Sunday, February 22, 2009

Wrap Artist

I think wraps are the best sandwiches you can make. They’re easy to hold, fun to eat, and don’t spill their contents easily.

You can make them with cold ingredients, like the Curried Chickenless Salad Sandwiches I recently made, or they can be hot like these Enchiladas pictured here (before the extra sauce was poured on top).

OK, technically Enchiladas aren’t wraps because you eat them with a fork, but as hot burritos the concept is similar. Like all wraps, Enchiladas are especially great for improvisation because they are so capable of handling whatever you have on hand.

Dona Z. Meilach's Wraps and Roll-Ups (non-vegan) names four components needed to make the perfect wrap: filling, binder, flavoring, and crunch.

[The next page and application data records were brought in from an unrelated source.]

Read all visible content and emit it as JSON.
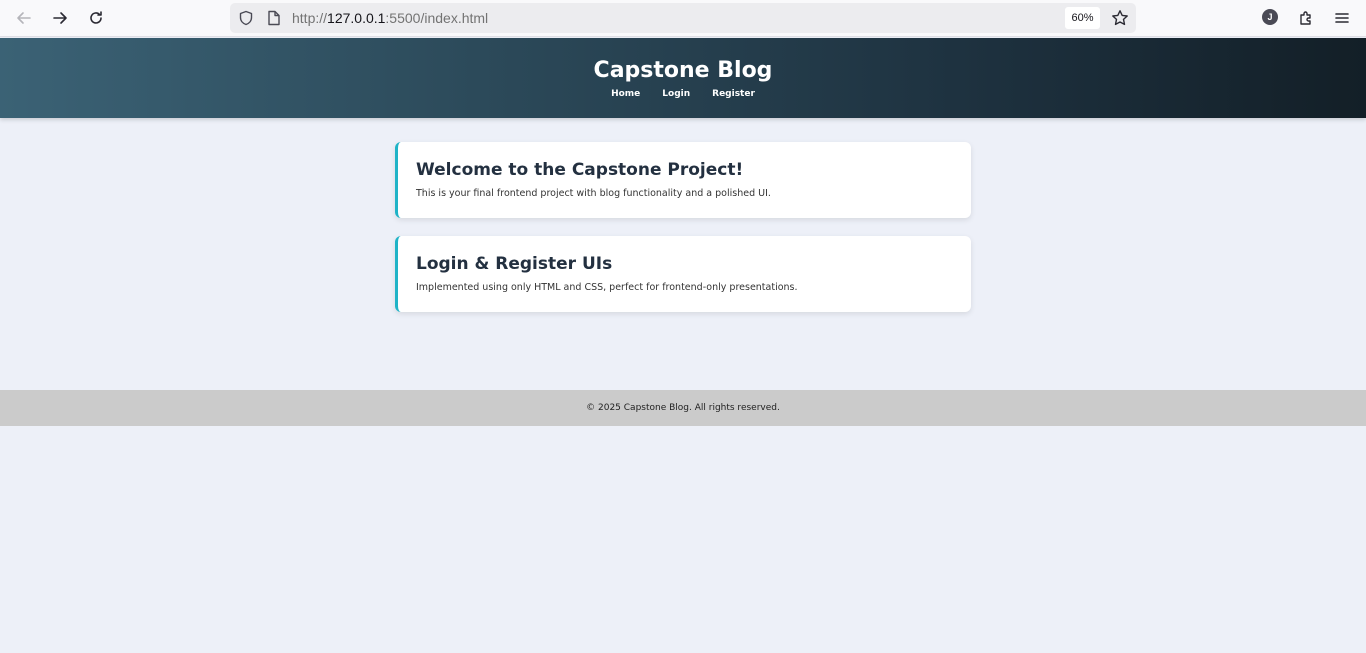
{
  "browser": {
    "url_prefix": "http://",
    "url_host": "127.0.0.1",
    "url_rest": ":5500/index.html",
    "zoom": "60%",
    "profile_initial": "J"
  },
  "site": {
    "title": "Capstone Blog",
    "nav": [
      "Home",
      "Login",
      "Register"
    ]
  },
  "cards": [
    {
      "title": "Welcome to the Capstone Project!",
      "text": "This is your final frontend project with blog functionality and a polished UI."
    },
    {
      "title": "Login & Register UIs",
      "text": "Implemented using only HTML and CSS, perfect for frontend-only presentations."
    }
  ],
  "footer": {
    "text": "© 2025 Capstone Blog. All rights reserved."
  },
  "colors": {
    "accent": "#1fb3c7",
    "page_bg": "#edf0f8",
    "footer_bg": "#cbcbcb"
  }
}
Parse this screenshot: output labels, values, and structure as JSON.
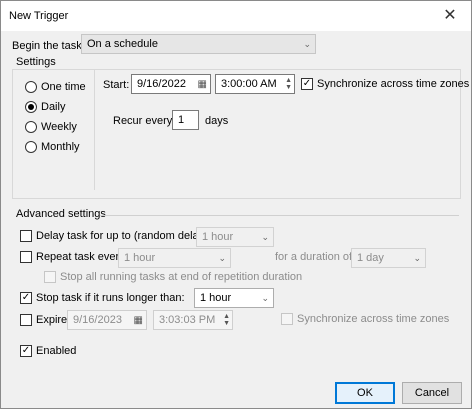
{
  "window": {
    "title": "New Trigger",
    "close": "✕"
  },
  "begin": {
    "label": "Begin the task:",
    "value": "On a schedule"
  },
  "settings": {
    "legend": "Settings",
    "radios": [
      {
        "label": "One time",
        "selected": false
      },
      {
        "label": "Daily",
        "selected": true
      },
      {
        "label": "Weekly",
        "selected": false
      },
      {
        "label": "Monthly",
        "selected": false
      }
    ],
    "start_label": "Start:",
    "start_date": "9/16/2022",
    "start_time": "3:00:00 AM",
    "sync_label": "Synchronize across time zones",
    "recur_label": "Recur every:",
    "recur_value": "1",
    "recur_unit": "days"
  },
  "advanced": {
    "legend": "Advanced settings",
    "delay_label": "Delay task for up to (random delay):",
    "delay_value": "1 hour",
    "repeat_label": "Repeat task every:",
    "repeat_value": "1 hour",
    "duration_label": "for a duration of:",
    "duration_value": "1 day",
    "stop_all_label": "Stop all running tasks at end of repetition duration",
    "stop_long_label": "Stop task if it runs longer than:",
    "stop_long_value": "1 hour",
    "expire_label": "Expire:",
    "expire_date": "9/16/2023",
    "expire_time": "3:03:03 PM",
    "expire_sync_label": "Synchronize across time zones",
    "enabled_label": "Enabled"
  },
  "buttons": {
    "ok": "OK",
    "cancel": "Cancel"
  },
  "icons": {
    "check": "✓",
    "chevron": "⌄",
    "calendar": "▦",
    "spin_up": "▲",
    "spin_down": "▼"
  },
  "colors": {
    "accent": "#0078d7",
    "background": "#f0f0f0"
  }
}
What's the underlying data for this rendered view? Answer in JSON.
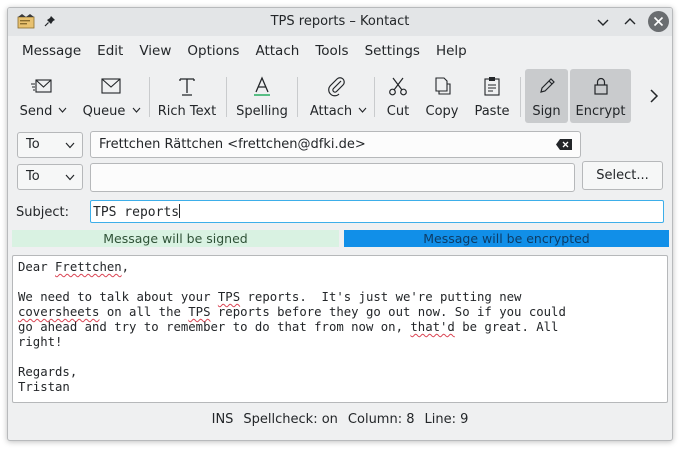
{
  "window": {
    "title": "TPS reports – Kontact"
  },
  "menu": [
    "Message",
    "Edit",
    "View",
    "Options",
    "Attach",
    "Tools",
    "Settings",
    "Help"
  ],
  "toolbar": {
    "send": "Send",
    "queue": "Queue",
    "rich_text": "Rich Text",
    "spelling": "Spelling",
    "attach": "Attach",
    "cut": "Cut",
    "copy": "Copy",
    "paste": "Paste",
    "sign": "Sign",
    "encrypt": "Encrypt"
  },
  "recipients": [
    {
      "type": "To",
      "value": "Frettchen Rättchen <frettchen@dfki.de>"
    },
    {
      "type": "To",
      "value": ""
    }
  ],
  "select_button": "Select...",
  "subject": {
    "label": "Subject:",
    "value": "TPS reports"
  },
  "banners": {
    "signed": "Message will be signed",
    "encrypted": "Message will be encrypted"
  },
  "body": {
    "line1_a": "Dear ",
    "line1_b": "Frettchen",
    "line1_c": ",",
    "line3_a": "We need to talk about your ",
    "line3_b": "TPS",
    "line3_c": " reports.  It's just we're putting new",
    "line4_a": "coversheets",
    "line4_b": " on all the ",
    "line4_c": "TPS",
    "line4_d": " reports before they go out now. So if you could",
    "line5_a": "go ahead and try to remember to do that from now on, ",
    "line5_b": "that'd",
    "line5_c": " be great. All",
    "line6": "right!",
    "line8": "Regards,",
    "line9": "Tristan"
  },
  "status": {
    "mode": "INS",
    "spellcheck": "Spellcheck: on",
    "column": "Column: 8",
    "line": "Line: 9"
  },
  "colors": {
    "accent": "#3daee9",
    "signed_bg": "#d9f2e2",
    "encrypted_bg": "#118fe8",
    "misspelled": "#da4453"
  },
  "icons": [
    "app-icon",
    "pin-icon",
    "minimize-icon",
    "maximize-icon",
    "close-icon",
    "send-icon",
    "queue-icon",
    "rich-text-icon",
    "spelling-icon",
    "attach-icon",
    "cut-icon",
    "copy-icon",
    "paste-icon",
    "sign-icon",
    "encrypt-icon",
    "chevron-right-icon",
    "clear-icon"
  ]
}
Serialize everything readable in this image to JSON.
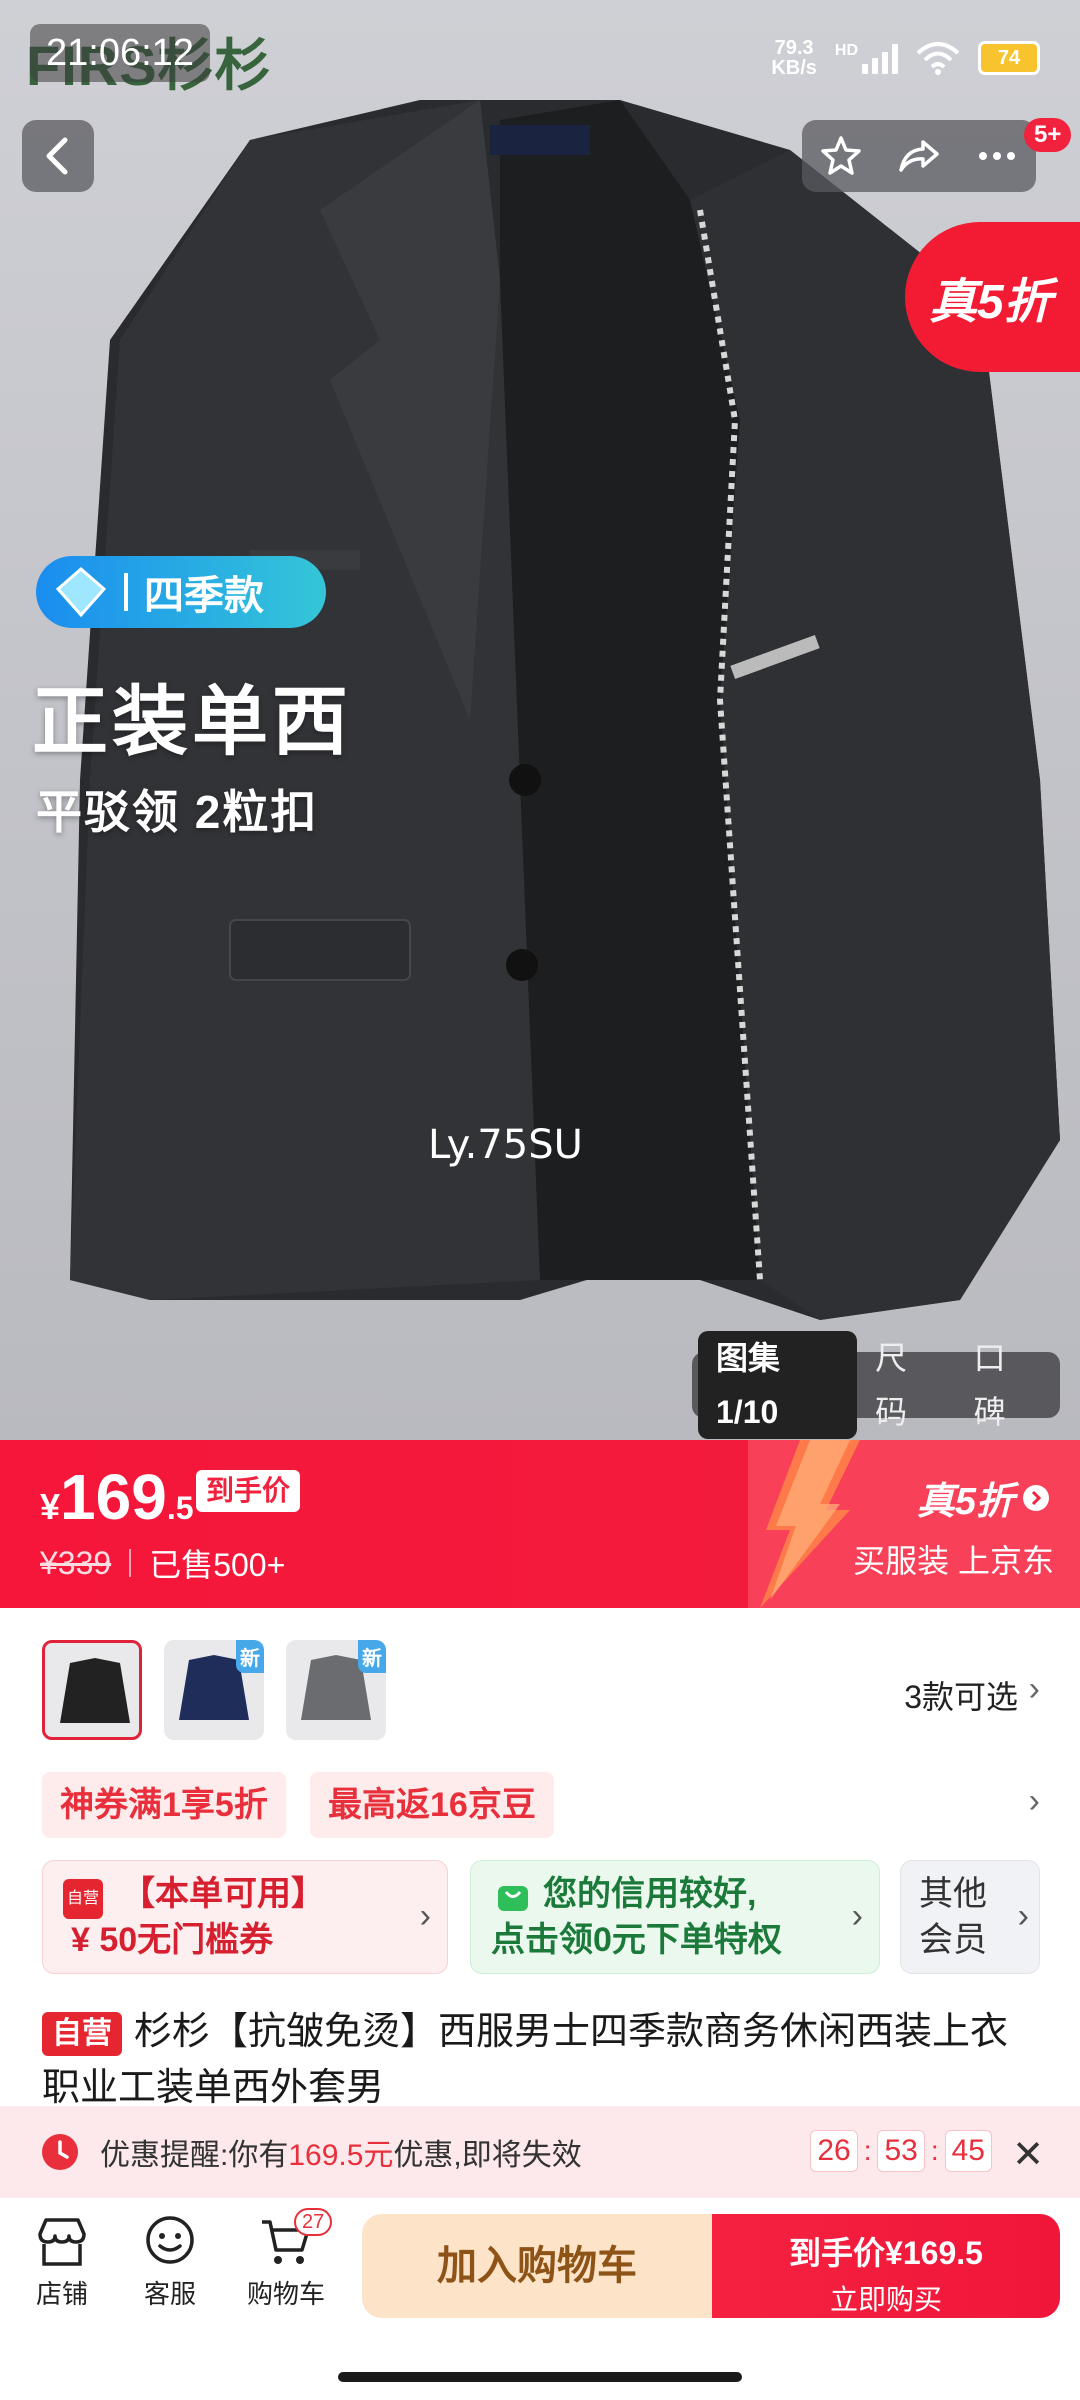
{
  "status_bar": {
    "time": "21:06:12",
    "net_speed": "79.3",
    "net_unit": "KB/s",
    "network": "HD",
    "battery": "74"
  },
  "hero": {
    "brand": "FIRS杉杉",
    "discount": "真5折",
    "season_badge": "四季款",
    "title": "正装单西",
    "subtitle": "平驳领 2粒扣",
    "watermark": "Ly.75SU",
    "message_badge": "5+",
    "gallery_tabs": [
      "图集1/10",
      "尺码",
      "口碑"
    ]
  },
  "price": {
    "symbol": "¥",
    "integer": "169",
    "decimal": ".5",
    "final_label": "到手价",
    "original": "¥339",
    "sold": "已售500+",
    "promo_title": "真5折",
    "promo_sub": "买服装 上京东"
  },
  "variants": {
    "count_label": "3款可选",
    "new_label": "新"
  },
  "coupons": [
    "神券满1享5折",
    "最高返16京豆"
  ],
  "benefits": {
    "coupon_title": "【本单可用】",
    "coupon_value": "¥ 50无门槛券",
    "coupon_tag": "自营",
    "credit_line1": "您的信用较好,",
    "credit_line2": "点击领0元下单特权",
    "member_line1": "其他",
    "member_line2": "会员"
  },
  "product": {
    "self_tag": "自营",
    "title": "杉杉【抗皱免烫】西服男士四季款商务休闲西装上衣职业工装单西外套男"
  },
  "reminder": {
    "prefix": "优惠提醒:你有",
    "amount": "169.5元",
    "suffix": "优惠,即将失效",
    "hh": "26",
    "mm": "53",
    "ss": "45"
  },
  "bottom_bar": {
    "store": "店铺",
    "service": "客服",
    "cart": "购物车",
    "cart_count": "27",
    "add_to_cart": "加入购物车",
    "buy_price": "到手价¥169.5",
    "buy_now": "立即购买"
  },
  "colors": {
    "accent": "#f0223d",
    "cart_button_bg": "#fde3c7",
    "reminder_bg": "#fde9ec"
  }
}
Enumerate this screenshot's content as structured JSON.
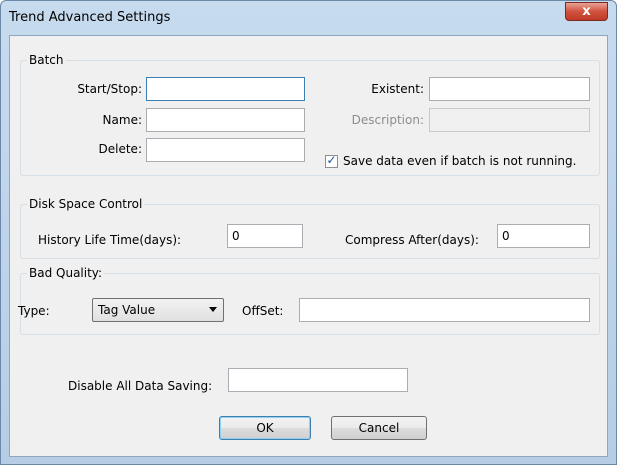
{
  "window": {
    "title": "Trend Advanced Settings",
    "close_glyph": "x"
  },
  "batch": {
    "legend": "Batch",
    "start_stop_label": "Start/Stop:",
    "start_stop_value": "",
    "name_label": "Name:",
    "name_value": "",
    "delete_label": "Delete:",
    "delete_value": "",
    "existent_label": "Existent:",
    "existent_value": "",
    "description_label": "Description:",
    "description_value": "",
    "save_data_checked": true,
    "save_data_label": "Save data even if batch is not running."
  },
  "disk": {
    "legend": "Disk Space Control",
    "history_label": "History Life Time(days):",
    "history_value": "0",
    "compress_label": "Compress After(days):",
    "compress_value": "0"
  },
  "bad_quality": {
    "legend": "Bad Quality:",
    "type_label": "Type:",
    "type_value": "Tag Value",
    "offset_label": "OffSet:",
    "offset_value": ""
  },
  "disable": {
    "label": "Disable All Data Saving:",
    "value": ""
  },
  "buttons": {
    "ok": "OK",
    "cancel": "Cancel"
  },
  "icons": {
    "checkmark": "checkmark-icon",
    "close": "close-icon",
    "dropdown": "chevron-down-icon"
  }
}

One ingredient can cover more than one component and one component can be covered by more than one ingredient. Here’s how it breaks down.

Filling - This is the main component. In my Enchiladas, this was covered by spinach. I used a 10.5 ounce frozen chopped spinach, squeezed of all water, as the main ingredient for this one. In Veganland, this is generally covered by the main vegetable, but can also be beans or tofu.

Binder - This holds everything together. I usually use grains or beans, but even soft potato or pumpkin could work. In my Enchiladas, I used brown rice. I didn’t measure how much. It was whatever was left over.

Flavoring - This is usually covered by a sauce. It can be enchilada sauce, soy sauce, chili sauce, chutney, guacamole, peanut sauce, BBQ sauce, you name it. In my Enchiladas, I used leftover cheesy sauce. Again, I didn’t measure how much. I just added to taste.

Crunch - This is most overlooked component of wraps. Crunch adds texture, which prevents your wrap from being another mushy bean burrito. In my Enchiladas, I added some chopped celery. Nuts (I like slivered almonds for Asian wraps) and fresh vegetables (especially chopped, sliced, or matchstick carrots) are my favorite addition for crunch. Others include broccoli, cabbage, sunflower seeds or even thick potato chips if they don’t get dampened by the sauce.

As I mentioned, some ingredients can be used for several components. Tofu can be a binder and a filling. Raw carrots can be a filling and a crunch. Cooked carrots can be a filling and a binder. Thick sauces can be a binder and a flavoring. Peanut butter can be a binder, a filling, and a flavoring, though not all three at once. Add jelly as the flavoring and you’ve got it made.


No comments:

Post a Comment